I cherish the illusion that I’m in control. The truth is that when I’m writing they aren’t ‘characters’, they are real people. I step into their world as an invisible observer. But I’m also inside their thoughts and emotions, living events with and through them. I believe I know who they are and how they will react. Then they say and do things I hadn’t anticipated, revealing unexpected aspects of their character. I might have planned the route, but suddenly they are controlling their own destiny. All I can do is hang on for the ride
‘The Master’s Wife’ Jane Jackson Accent Press ebook £2.99
Find the author on her website by clicking here
Follow on Twitter @JJacksonAuthor
My thoughts about The Master's Wife...
I read and reviewed The Consul's Daughter and thoroughly enjoyed getting to know Caseley and Jago and travelled every step of their exciting adventure with them.
In this second book in The Captain's Honour series , The Master's Wife, it is good to meet up again with these well loved characters and to see where life has taken them, and as expected their intertwined lives continue to be filled with challenges which have a devastating effect on both Caseley and Jago,
What I have enjoyed about this series, is the way that the author continually draws you into the story.

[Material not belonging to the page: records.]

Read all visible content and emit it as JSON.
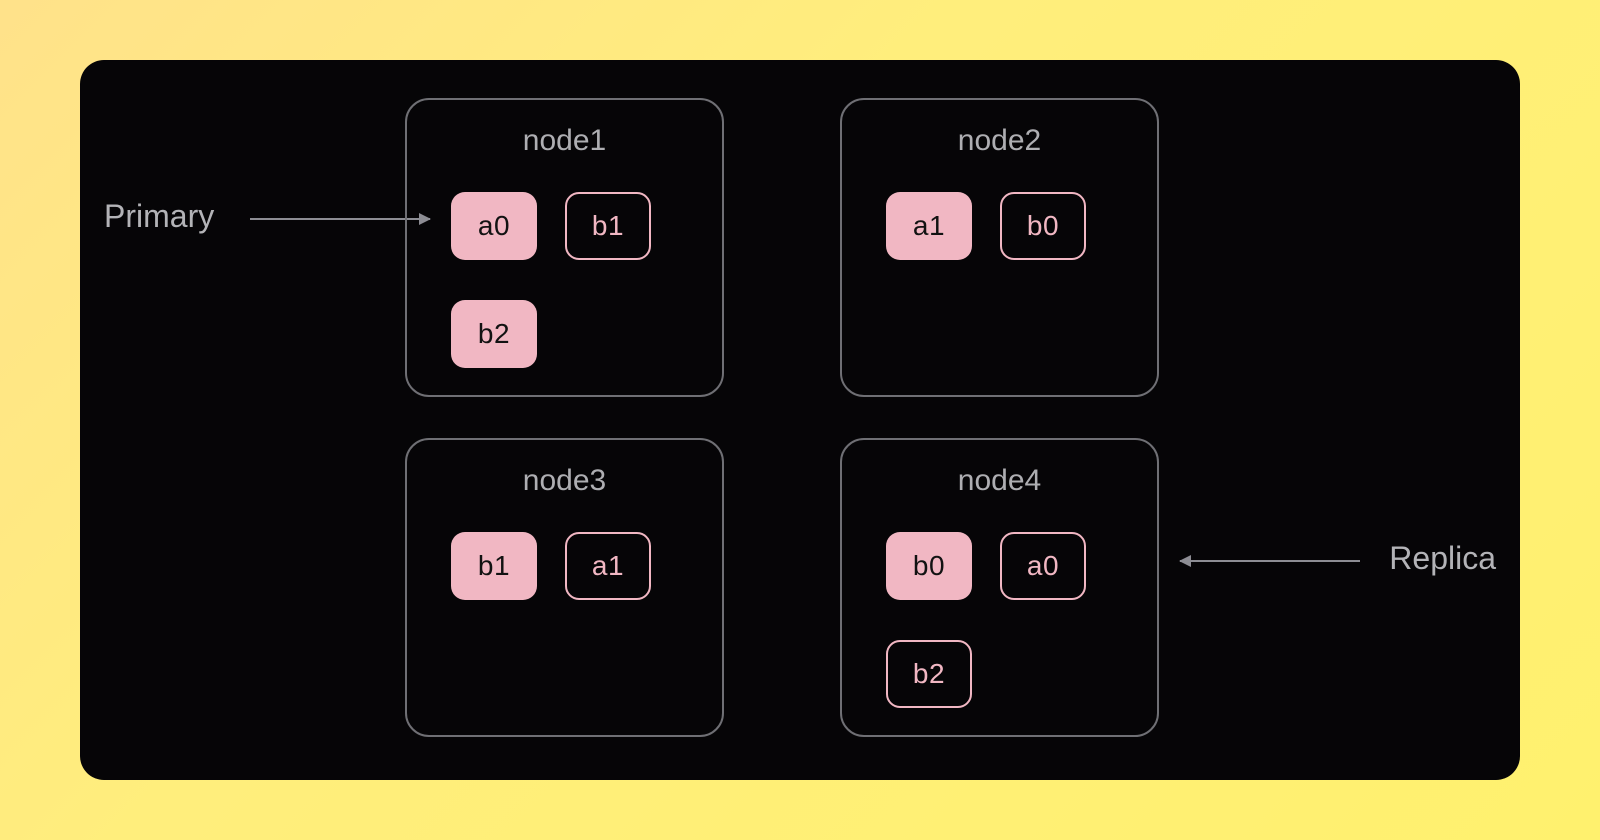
{
  "labels": {
    "primary": "Primary",
    "replica": "Replica"
  },
  "colors": {
    "primary_fill": "#f1b7c3",
    "replica_border": "#f1b7c3",
    "node_border": "#6f6f74",
    "panel_bg": "#060507"
  },
  "nodes": [
    {
      "id": "node1",
      "title": "node1",
      "shards": [
        {
          "label": "a0",
          "kind": "primary"
        },
        {
          "label": "b1",
          "kind": "replica"
        },
        {
          "label": "b2",
          "kind": "primary"
        }
      ]
    },
    {
      "id": "node2",
      "title": "node2",
      "shards": [
        {
          "label": "a1",
          "kind": "primary"
        },
        {
          "label": "b0",
          "kind": "replica"
        }
      ]
    },
    {
      "id": "node3",
      "title": "node3",
      "shards": [
        {
          "label": "b1",
          "kind": "primary"
        },
        {
          "label": "a1",
          "kind": "replica"
        }
      ]
    },
    {
      "id": "node4",
      "title": "node4",
      "shards": [
        {
          "label": "b0",
          "kind": "primary"
        },
        {
          "label": "a0",
          "kind": "replica"
        },
        {
          "label": "b2",
          "kind": "replica"
        }
      ]
    }
  ]
}
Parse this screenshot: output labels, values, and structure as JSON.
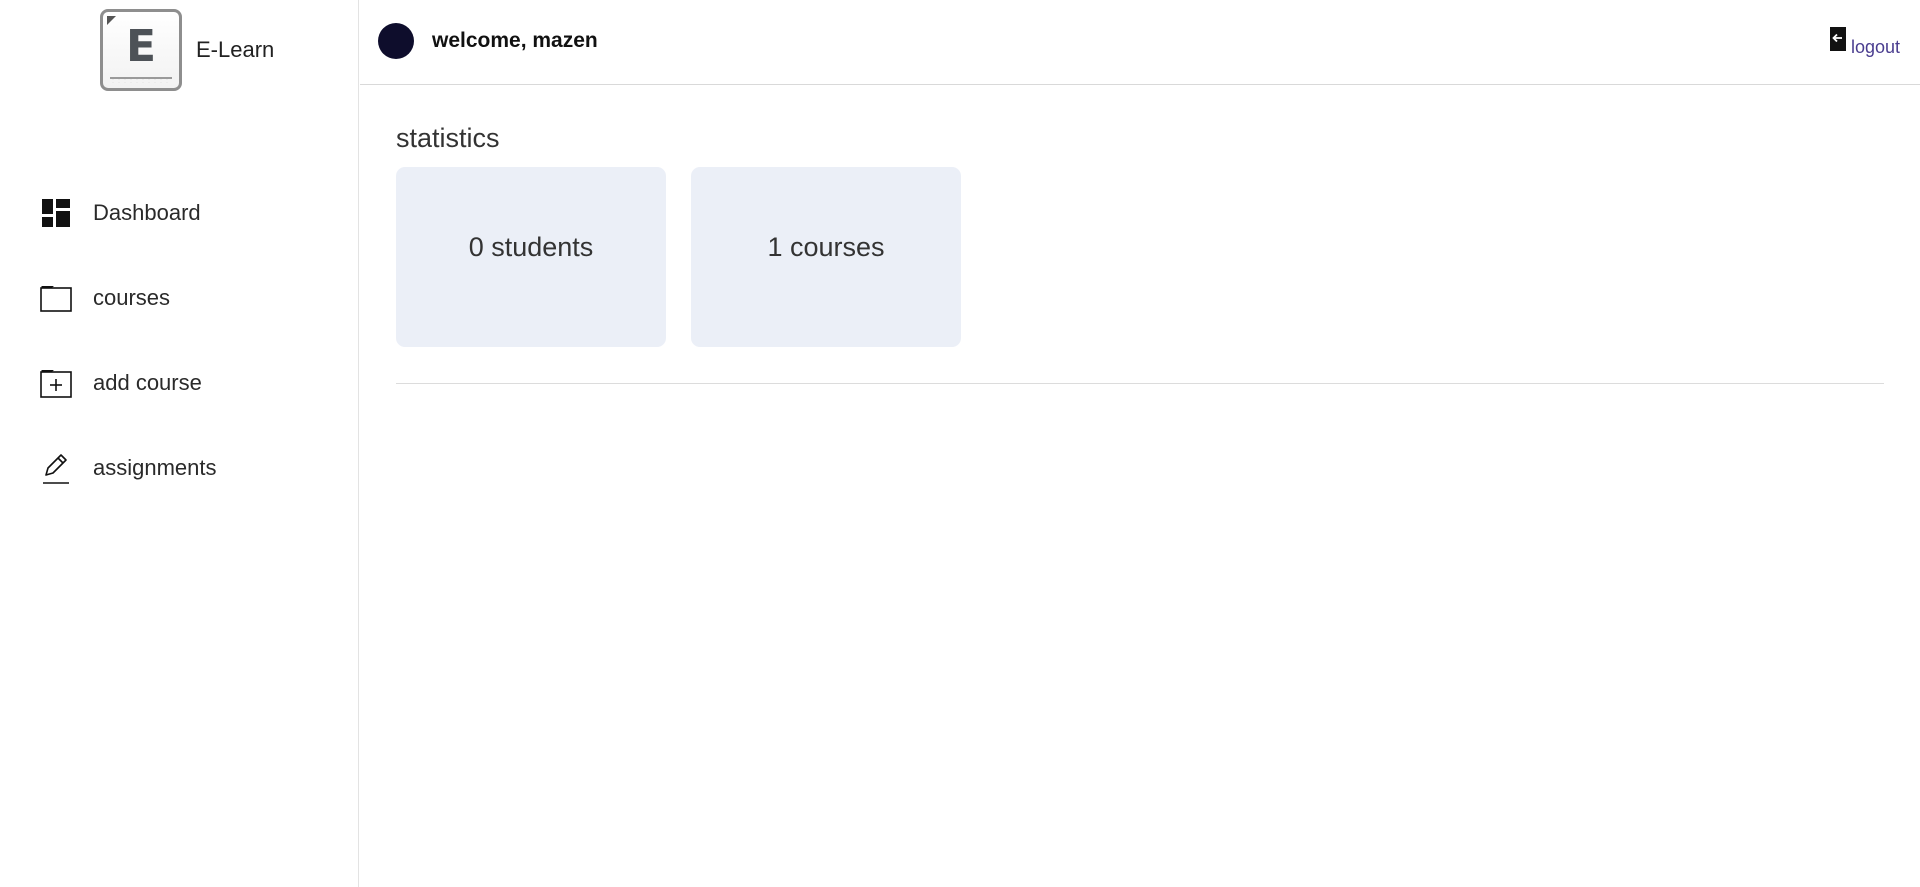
{
  "brand": {
    "name": "E-Learn",
    "logo_letter": "E",
    "logo_icon": "elearn-logo-icon"
  },
  "sidebar": {
    "items": [
      {
        "label": "Dashboard",
        "icon": "dashboard-grid-icon"
      },
      {
        "label": "courses",
        "icon": "folder-icon"
      },
      {
        "label": "add course",
        "icon": "folder-plus-icon"
      },
      {
        "label": "assignments",
        "icon": "pencil-icon"
      }
    ]
  },
  "header": {
    "welcome": "welcome, mazen",
    "logout_label": "logout",
    "logout_icon": "logout-door-icon",
    "avatar_color": "#0e0d2c"
  },
  "main": {
    "section_title": "statistics",
    "stats": [
      {
        "text": "0 students"
      },
      {
        "text": "1 courses"
      }
    ],
    "card_color": "#ebeff7"
  },
  "colors": {
    "logout_link": "#4a3d8f",
    "divider": "#dcdcdc"
  }
}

And with warmth, and fine attention to detail, the characters become real in your imagination and as you become involved in their lives you can't help but become emotionally involved with them. As the story starts to evolve, it becomes noticeable that life is not always very kind to them, nor is life ever predictable, but with fortitude and their challenging love for one another, you start to hope that things may, eventually, turn out well for them.
I thought that this second book was slightly stronger than the first with this story being both sad and dramatic in equal measure. The details of the time spent in Egypt was well researched and what was of particular interest to me was reading about events in history of which I had no knowledge. I thought that the author has done a commendable job of allowing the story to evolve gradually whilst at the same time keeping all the different strands of the story together.
Whilst The Master's Wife sits very comfortably on its own merits as a stand alone story, and yet, as with any book series, I do think it's best to start at the beginning and work through the books in order. However, it is easy to pick up Caseley's and Jago's story and won't detract from the overall enjoyment if you haven't read book one.
Best Read with...salted fish and cool clear water...
My thanks to Jane for this fascinating guest post and also for sharing her novels with me.